There were a number of interesting aspects for me that arose as I was talking to other writers. First is the question of what different writers aim for with their websites, and what people look for when they visit a writer’s website; the second is the question of the author’s ‘voice’. Obviously writing content for a website or a blog is not the same as writing a book, but Julian Westaby told us in his talk that ‘an author is a brand like any other’. From the shifting in seats and murmurs around me, this obviously made some writers decidedly uncomfortable. A ‘brand’ has the idea of creating an image – ‘manipulative’ muttered the person sitting beside me. ‘Just be yourself – you are your brand’ said someone else. ‘Which self?’ said another voice. The possibility of straying into philosophical notions of self hovered momentarily, - and marketing took over again.

A few days later, on 25 January, I went down to London to the John Murray Authors party held in their historic Albemarle Street house – the home and office of the original John Murray, publisher of many eminent names. The house is remarkable in itself as the room where the party was held has been preserved as it originally was, down to the paintings on the walls, the books on the shelves, the furniture and curtains – and the proof is there to see in a painting of the room including the first John Murray together with Byron and Walter Scott among others. An enjoyable evening, chatting to authors I knew and meeting others for the first time.
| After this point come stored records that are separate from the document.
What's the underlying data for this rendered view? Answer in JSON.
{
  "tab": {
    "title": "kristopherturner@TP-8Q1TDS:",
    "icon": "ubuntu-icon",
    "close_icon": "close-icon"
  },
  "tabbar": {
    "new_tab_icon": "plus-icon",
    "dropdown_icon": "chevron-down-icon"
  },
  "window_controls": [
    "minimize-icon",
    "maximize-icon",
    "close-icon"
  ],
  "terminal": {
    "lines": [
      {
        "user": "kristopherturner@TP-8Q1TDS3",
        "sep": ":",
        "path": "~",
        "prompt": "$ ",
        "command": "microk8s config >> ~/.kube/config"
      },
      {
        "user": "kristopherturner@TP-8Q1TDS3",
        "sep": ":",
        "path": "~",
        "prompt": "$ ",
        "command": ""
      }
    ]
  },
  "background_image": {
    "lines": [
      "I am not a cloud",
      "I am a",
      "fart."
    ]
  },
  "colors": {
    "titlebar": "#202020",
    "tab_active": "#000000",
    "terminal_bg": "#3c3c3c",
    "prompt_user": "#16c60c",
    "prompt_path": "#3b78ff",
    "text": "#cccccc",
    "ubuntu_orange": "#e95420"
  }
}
On my way out after the party I shook the hand of a slim, elegant elderly gentleman, who described himself as ‘the doorman for this evening’ – the present-day John Murray.